DATA SHOWN

┌──

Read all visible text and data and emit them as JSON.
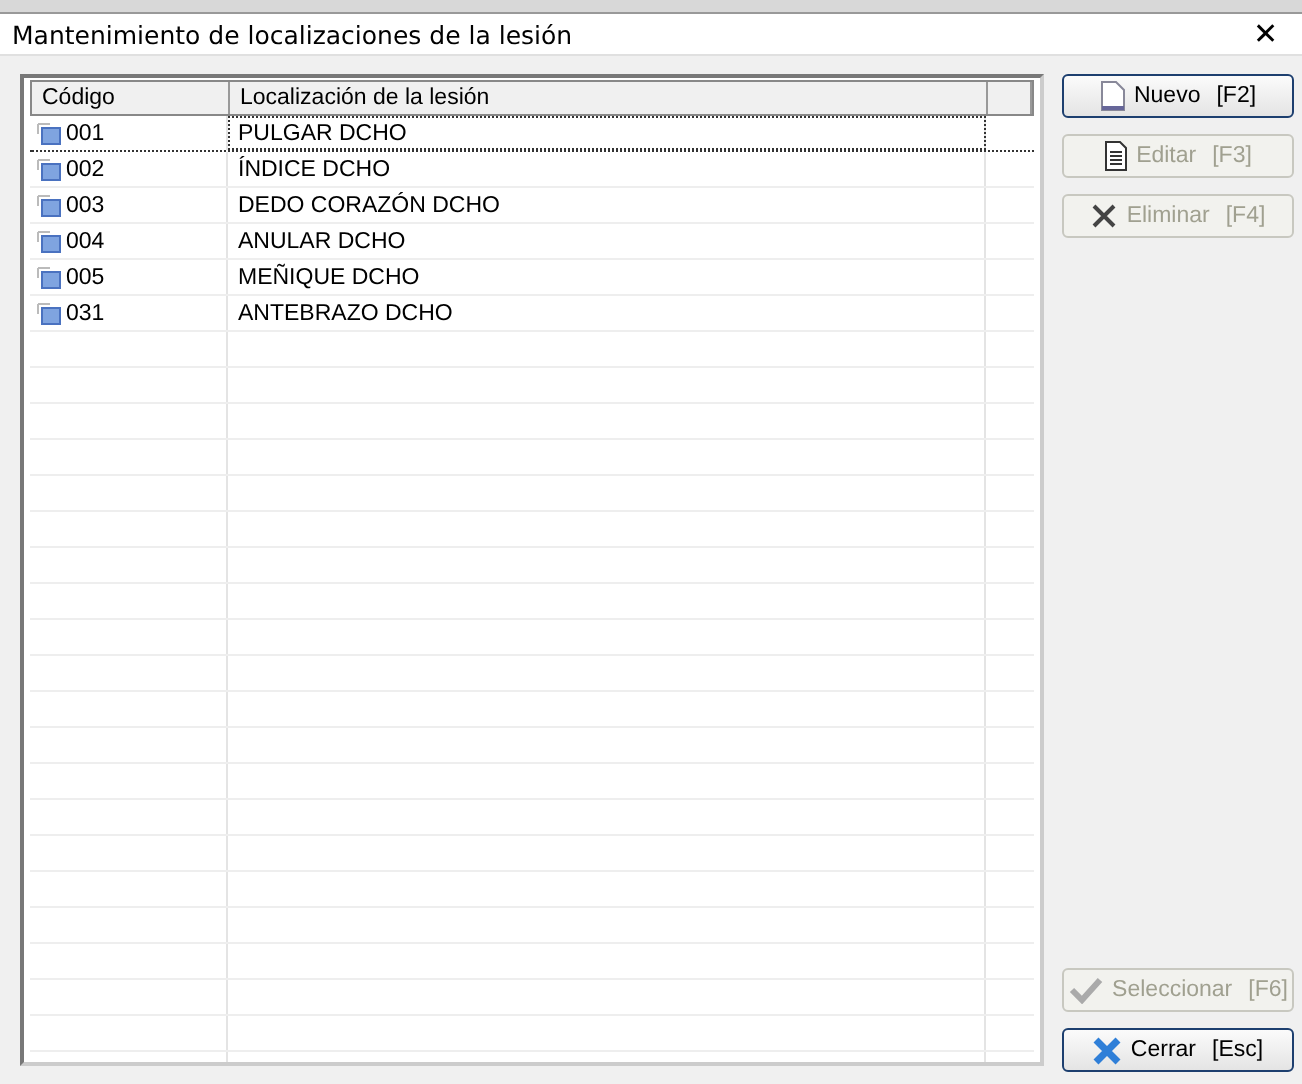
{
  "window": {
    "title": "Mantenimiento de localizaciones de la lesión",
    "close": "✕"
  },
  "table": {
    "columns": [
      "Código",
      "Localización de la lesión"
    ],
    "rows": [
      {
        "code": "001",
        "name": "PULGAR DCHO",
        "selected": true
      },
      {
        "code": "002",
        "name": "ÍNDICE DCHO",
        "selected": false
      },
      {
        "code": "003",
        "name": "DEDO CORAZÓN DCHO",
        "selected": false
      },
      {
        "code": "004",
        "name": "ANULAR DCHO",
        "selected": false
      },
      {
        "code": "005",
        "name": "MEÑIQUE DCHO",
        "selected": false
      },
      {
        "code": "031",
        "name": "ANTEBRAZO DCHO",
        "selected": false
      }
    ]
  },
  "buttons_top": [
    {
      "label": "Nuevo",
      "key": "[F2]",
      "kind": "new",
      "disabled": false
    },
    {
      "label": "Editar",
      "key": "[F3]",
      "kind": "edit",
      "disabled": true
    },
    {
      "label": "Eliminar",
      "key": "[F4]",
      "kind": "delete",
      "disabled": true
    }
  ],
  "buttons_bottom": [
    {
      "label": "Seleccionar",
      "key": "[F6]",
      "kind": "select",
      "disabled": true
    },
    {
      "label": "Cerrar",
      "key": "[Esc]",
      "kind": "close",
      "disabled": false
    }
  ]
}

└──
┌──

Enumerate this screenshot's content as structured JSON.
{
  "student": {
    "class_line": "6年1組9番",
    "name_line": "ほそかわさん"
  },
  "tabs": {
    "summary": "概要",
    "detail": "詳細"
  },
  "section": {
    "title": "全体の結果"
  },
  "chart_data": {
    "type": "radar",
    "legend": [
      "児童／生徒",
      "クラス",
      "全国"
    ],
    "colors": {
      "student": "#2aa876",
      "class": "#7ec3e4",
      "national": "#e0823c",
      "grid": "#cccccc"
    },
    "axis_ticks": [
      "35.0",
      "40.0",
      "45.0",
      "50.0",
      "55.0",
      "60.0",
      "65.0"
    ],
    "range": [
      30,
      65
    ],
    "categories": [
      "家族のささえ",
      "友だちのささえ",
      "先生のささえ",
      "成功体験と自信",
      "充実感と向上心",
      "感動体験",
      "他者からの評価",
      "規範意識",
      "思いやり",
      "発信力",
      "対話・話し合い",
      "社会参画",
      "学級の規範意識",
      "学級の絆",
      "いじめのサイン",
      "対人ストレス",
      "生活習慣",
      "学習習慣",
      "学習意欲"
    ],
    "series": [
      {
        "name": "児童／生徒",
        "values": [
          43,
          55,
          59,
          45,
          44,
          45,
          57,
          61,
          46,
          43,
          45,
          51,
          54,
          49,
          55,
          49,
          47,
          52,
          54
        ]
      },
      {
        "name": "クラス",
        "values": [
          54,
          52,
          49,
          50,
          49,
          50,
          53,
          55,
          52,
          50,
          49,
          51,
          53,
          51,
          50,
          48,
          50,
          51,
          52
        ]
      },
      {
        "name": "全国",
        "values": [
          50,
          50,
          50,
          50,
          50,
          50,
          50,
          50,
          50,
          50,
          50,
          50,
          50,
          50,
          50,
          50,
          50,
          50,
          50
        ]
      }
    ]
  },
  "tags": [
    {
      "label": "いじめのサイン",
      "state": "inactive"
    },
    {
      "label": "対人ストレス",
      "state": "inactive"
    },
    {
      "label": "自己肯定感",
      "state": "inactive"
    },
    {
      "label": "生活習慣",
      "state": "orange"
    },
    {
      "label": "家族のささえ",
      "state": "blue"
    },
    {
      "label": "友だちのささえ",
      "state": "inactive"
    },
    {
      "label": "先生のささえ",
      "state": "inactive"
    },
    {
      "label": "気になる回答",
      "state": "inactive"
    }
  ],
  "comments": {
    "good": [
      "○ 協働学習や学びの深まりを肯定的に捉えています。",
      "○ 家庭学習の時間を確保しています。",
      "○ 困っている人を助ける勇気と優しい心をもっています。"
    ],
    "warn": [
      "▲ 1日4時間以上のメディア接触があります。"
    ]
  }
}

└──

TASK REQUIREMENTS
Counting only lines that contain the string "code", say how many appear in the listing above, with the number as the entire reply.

PROBLEM SOLUTION
6